i integrated y to get (1/3x^3 + 2x) with upper limit 5 / lower limit 2 but got 45 not 175 / 3
Just a notation tip. 1/3x^3 can be misread as 1/(3x^3) placing the x^3 in the denominator. To be precise, we can instead write (1/3)x^3 to ensure x^3 is in the numerator and not mistakenly placed in the denominator.homeworkhelpls said:View attachment 321610
i integrated y to get (1/3x^3 + 2x) with upper limit 5 / lower limit 2 but got 45 not 175 / 3
The answer is not 45 because when integrating to find the area under a curve, you are essentially finding the sum of infinitely small rectangles under the curve. Therefore, the answer will be a decimal or fraction, rather than a whole number like 45.
To integrate and find the area under a curve, you must first find the antiderivative of the function. Then, you can use the fundamental theorem of calculus to evaluate the integral at the given limits of integration.
The answer is in the form of 175/3 because it is the exact value of the integral. In some cases, the integral may not have a simplified decimal or whole number answer, so it is left in fraction form.
Integration is essentially finding the area under a curve, which can be thought of as the sum of infinitely small rectangles. It is used to solve problems involving rates of change and accumulation.

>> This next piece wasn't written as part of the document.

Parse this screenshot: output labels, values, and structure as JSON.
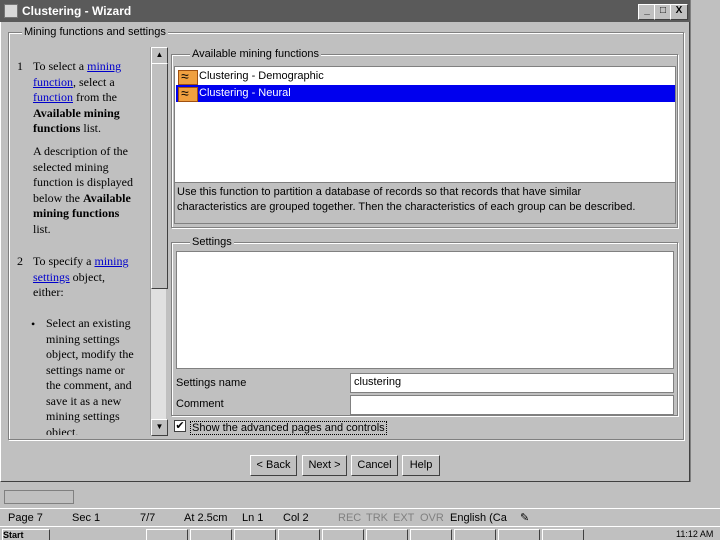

Integrating to find the area under a curve has many real-world applications, such as calculating the distance traveled by an object given its velocity function, finding the total revenue of a business over a certain time period, and determining the amount of medication in a patient's bloodstream over time.